Diminished light in the winter can result in what's known as Seasonal Affective Disorder or 'SAD'which is most commonly associated with depression in the late fall or the winter. Now, most people start feeling better in the spring. People who get sad may be genetically prone to the issue. But diet, stress, gender, and age are also being considered as factors. For now, we tend to see a higher rate of sad in those who already have an underlying mental illness such as anxiety, bipolar disorder, or add.
Now if you think might be suffering from Seasonal Affective Disorder, you need to seek treatment. Treatment options include light therapy, medication, counseling and a close follow up to monitor long term progress.
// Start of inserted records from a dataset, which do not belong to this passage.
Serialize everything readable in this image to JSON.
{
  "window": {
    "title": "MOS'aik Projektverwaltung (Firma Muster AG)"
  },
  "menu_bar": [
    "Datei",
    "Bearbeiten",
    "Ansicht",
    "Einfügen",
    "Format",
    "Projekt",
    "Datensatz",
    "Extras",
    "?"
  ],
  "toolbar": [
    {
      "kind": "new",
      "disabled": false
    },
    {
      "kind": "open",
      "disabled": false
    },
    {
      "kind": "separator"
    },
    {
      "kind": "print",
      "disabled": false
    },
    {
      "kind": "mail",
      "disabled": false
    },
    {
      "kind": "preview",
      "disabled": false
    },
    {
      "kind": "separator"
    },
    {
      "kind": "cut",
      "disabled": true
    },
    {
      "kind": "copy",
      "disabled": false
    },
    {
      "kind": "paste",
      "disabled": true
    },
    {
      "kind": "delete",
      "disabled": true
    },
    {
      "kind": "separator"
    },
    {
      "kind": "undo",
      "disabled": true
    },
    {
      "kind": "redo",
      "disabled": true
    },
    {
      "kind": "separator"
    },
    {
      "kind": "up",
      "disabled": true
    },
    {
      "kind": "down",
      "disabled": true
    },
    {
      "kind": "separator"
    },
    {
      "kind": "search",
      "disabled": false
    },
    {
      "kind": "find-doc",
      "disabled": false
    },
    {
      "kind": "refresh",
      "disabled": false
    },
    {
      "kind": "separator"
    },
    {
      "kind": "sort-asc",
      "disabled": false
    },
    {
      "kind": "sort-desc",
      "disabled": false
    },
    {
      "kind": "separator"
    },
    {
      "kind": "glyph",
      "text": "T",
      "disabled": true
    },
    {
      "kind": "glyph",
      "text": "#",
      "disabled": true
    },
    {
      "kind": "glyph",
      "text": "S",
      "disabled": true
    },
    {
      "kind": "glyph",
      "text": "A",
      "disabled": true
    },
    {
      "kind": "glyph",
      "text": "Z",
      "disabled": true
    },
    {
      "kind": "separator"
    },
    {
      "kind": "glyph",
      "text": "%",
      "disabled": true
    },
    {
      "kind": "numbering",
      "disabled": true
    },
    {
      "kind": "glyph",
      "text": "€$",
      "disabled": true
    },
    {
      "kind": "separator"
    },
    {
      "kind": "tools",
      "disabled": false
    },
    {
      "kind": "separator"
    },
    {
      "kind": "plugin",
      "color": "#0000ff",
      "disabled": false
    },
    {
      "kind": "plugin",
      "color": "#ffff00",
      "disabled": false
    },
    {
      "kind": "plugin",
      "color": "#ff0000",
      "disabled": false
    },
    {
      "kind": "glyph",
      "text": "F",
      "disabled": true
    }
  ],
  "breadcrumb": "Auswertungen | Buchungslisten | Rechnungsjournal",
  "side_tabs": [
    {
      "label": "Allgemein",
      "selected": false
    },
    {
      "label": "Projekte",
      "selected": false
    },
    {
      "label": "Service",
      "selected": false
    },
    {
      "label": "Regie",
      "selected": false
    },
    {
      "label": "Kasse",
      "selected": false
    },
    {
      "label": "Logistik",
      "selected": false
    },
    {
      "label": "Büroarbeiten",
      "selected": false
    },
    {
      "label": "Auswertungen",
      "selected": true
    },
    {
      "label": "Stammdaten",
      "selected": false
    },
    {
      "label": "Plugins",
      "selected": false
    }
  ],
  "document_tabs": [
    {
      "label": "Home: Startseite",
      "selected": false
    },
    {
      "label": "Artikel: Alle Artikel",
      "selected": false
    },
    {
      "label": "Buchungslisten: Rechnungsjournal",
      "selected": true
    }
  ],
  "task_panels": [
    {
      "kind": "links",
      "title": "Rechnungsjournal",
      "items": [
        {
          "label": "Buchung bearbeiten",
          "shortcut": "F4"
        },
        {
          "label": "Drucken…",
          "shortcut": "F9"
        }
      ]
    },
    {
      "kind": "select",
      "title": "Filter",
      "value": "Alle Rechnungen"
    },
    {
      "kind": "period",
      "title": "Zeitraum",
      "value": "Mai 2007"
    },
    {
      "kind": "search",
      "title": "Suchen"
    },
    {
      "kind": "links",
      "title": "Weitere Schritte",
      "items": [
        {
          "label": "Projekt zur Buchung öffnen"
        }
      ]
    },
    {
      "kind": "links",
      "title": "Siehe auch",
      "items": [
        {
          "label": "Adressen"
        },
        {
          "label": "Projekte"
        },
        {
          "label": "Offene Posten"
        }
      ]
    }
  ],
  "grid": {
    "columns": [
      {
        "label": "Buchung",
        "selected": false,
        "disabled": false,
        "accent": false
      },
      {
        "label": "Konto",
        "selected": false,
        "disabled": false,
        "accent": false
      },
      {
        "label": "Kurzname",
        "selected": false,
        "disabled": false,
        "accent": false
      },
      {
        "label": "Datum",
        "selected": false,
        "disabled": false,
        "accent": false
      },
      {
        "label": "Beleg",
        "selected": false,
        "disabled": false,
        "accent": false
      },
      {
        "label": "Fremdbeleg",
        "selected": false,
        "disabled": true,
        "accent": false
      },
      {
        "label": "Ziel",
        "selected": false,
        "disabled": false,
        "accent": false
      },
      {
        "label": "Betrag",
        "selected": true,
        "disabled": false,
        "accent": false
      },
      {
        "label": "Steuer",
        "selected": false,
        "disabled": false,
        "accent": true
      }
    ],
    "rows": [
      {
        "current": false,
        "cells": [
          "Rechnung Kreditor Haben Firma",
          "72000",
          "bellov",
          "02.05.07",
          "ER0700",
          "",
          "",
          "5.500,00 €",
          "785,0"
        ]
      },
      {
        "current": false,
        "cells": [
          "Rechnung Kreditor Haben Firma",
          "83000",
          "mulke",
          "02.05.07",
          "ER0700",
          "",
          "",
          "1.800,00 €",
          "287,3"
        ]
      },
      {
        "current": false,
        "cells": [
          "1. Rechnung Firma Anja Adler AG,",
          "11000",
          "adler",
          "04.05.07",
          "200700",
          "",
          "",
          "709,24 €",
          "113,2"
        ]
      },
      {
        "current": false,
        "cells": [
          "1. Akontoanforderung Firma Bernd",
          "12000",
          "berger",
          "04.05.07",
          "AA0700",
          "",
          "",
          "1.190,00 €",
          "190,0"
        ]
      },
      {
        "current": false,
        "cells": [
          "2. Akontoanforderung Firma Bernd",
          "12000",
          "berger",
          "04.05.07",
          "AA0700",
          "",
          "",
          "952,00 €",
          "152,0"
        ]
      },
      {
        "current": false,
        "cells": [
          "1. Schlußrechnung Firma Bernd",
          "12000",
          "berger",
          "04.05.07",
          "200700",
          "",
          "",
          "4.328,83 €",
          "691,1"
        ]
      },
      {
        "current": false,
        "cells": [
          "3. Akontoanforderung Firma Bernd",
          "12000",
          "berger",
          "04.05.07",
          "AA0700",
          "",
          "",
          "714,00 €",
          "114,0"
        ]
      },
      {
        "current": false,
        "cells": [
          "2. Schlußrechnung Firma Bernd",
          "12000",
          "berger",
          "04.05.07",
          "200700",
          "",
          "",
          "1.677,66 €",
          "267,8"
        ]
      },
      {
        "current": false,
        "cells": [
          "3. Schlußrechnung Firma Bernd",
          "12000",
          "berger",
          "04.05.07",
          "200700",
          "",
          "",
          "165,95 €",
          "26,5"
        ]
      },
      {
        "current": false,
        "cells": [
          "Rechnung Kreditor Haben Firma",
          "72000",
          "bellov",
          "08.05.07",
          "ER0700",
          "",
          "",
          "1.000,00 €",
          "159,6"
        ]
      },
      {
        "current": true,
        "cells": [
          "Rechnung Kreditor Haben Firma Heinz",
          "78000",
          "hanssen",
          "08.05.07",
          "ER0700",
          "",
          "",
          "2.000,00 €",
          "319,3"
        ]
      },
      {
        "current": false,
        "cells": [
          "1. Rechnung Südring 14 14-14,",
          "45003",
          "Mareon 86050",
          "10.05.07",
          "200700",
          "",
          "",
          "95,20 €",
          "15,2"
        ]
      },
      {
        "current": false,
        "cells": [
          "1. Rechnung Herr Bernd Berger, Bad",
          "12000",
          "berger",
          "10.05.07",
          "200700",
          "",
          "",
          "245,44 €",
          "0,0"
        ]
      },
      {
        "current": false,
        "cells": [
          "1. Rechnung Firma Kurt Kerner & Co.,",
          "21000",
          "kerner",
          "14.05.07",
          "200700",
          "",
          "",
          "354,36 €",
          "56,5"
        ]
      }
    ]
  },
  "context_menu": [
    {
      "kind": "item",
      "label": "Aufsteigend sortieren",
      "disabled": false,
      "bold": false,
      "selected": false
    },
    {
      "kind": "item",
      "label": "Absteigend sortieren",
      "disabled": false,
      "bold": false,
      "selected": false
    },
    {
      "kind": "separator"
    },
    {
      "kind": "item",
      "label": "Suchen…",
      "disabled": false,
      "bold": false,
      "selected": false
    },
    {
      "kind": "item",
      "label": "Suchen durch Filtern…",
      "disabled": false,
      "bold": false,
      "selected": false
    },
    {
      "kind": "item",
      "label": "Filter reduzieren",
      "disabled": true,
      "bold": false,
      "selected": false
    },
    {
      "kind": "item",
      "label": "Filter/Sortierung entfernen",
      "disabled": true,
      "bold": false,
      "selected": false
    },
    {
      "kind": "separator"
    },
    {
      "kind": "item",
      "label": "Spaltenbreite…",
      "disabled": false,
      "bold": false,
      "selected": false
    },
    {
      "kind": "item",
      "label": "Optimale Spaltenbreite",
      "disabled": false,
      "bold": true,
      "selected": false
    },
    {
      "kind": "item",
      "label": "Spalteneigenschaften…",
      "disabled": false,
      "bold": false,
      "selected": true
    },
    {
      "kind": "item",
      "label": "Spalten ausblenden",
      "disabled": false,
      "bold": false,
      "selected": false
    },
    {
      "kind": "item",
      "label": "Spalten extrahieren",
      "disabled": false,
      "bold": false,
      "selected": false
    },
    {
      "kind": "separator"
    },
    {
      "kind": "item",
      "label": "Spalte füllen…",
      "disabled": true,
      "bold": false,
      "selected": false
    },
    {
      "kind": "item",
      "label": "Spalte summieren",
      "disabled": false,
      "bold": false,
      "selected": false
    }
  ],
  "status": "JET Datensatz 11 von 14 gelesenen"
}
I urge you to please seek treatment if you or someone you know may need assistance. I'm Dr. Janette Nesheiwat.